• ASSIGNED TASK
Copy each line of the data below with the word "subtitle".

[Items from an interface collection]

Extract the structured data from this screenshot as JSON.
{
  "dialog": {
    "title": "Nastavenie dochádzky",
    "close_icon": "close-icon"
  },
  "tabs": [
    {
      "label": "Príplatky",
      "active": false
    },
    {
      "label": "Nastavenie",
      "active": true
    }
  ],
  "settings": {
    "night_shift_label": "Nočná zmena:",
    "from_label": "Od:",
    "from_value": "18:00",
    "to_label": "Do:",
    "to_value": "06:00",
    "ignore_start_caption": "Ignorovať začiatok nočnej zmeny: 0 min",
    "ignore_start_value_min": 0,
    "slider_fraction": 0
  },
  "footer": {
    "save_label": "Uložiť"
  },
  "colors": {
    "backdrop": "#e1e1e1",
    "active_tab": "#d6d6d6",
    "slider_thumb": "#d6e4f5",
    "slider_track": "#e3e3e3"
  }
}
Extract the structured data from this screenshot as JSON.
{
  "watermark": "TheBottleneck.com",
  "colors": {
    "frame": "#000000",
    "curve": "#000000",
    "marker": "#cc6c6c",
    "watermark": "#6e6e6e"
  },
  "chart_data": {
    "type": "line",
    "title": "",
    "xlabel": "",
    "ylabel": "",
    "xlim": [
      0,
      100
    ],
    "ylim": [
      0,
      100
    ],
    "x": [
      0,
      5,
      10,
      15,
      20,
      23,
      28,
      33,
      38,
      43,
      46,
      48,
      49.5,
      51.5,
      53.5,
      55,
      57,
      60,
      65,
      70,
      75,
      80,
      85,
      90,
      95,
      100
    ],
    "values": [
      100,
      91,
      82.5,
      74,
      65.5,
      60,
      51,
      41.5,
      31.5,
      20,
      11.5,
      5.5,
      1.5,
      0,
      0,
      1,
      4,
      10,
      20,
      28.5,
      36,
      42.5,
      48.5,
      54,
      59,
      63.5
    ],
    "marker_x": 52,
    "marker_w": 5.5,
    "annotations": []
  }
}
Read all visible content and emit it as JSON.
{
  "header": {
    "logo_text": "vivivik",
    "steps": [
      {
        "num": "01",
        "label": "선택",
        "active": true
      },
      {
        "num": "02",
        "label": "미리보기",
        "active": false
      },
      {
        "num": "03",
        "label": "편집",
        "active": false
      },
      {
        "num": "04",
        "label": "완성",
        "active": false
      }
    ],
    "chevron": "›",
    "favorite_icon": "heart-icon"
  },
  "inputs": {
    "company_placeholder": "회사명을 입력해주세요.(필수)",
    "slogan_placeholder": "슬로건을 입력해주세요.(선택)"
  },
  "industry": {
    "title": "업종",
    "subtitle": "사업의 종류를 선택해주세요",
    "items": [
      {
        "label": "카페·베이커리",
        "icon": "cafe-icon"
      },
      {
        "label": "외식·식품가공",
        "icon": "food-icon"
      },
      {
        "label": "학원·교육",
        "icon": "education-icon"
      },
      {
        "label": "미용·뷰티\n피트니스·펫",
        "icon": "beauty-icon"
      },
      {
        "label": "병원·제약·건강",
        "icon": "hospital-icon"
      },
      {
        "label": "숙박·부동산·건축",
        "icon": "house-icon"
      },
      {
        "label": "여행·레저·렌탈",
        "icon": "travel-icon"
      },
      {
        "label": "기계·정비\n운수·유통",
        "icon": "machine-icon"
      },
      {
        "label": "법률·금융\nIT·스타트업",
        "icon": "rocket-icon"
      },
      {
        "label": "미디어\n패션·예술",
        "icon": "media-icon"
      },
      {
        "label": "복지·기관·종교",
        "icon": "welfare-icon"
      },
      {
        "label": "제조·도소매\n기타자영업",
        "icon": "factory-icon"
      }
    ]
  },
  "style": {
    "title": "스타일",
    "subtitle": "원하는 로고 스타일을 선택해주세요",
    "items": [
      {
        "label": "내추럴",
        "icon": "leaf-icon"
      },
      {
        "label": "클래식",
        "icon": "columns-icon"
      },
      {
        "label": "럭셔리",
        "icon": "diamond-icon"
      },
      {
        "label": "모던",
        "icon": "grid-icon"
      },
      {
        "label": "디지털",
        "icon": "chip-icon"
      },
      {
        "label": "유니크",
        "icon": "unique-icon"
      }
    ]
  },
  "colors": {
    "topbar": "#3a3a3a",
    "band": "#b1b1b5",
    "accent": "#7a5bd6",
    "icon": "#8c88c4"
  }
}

• RESPONSE
    "subtitle": "사업의 종류를 선택해주세요",
    "subtitle": "원하는 로고 스타일을 선택해주세요",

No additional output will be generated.